Exercise description: Do any lines in the data below contain "title"? If so, copy every one of them.

(Collection entries)
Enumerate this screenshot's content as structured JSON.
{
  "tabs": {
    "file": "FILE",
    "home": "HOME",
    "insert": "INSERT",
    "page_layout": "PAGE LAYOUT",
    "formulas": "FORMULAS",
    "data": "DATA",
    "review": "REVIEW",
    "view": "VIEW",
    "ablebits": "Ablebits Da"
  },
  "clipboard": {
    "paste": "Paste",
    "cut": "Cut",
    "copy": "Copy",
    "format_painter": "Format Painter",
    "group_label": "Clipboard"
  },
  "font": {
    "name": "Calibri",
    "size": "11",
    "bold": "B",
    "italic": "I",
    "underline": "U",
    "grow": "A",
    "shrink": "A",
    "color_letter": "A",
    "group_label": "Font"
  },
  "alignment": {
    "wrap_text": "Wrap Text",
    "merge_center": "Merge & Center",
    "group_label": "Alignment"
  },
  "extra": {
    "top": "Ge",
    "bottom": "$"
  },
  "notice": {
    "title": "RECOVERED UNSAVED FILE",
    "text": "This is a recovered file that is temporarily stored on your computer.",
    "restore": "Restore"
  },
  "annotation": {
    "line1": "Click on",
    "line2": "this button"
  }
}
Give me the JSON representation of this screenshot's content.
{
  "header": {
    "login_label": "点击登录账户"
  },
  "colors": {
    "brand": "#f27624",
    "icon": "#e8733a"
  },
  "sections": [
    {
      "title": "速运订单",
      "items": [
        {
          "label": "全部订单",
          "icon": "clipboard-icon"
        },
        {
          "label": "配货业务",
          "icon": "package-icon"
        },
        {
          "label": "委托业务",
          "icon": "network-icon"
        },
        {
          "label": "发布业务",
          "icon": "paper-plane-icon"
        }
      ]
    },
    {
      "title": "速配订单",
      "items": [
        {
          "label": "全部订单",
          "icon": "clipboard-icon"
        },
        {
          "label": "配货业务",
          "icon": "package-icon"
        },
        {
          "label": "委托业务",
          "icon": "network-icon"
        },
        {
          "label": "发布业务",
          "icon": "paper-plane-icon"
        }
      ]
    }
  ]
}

Response to the exercise:
    "title": "RECOVERED UNSAVED FILE",
      "title": "速运订单",
      "title": "速配订单",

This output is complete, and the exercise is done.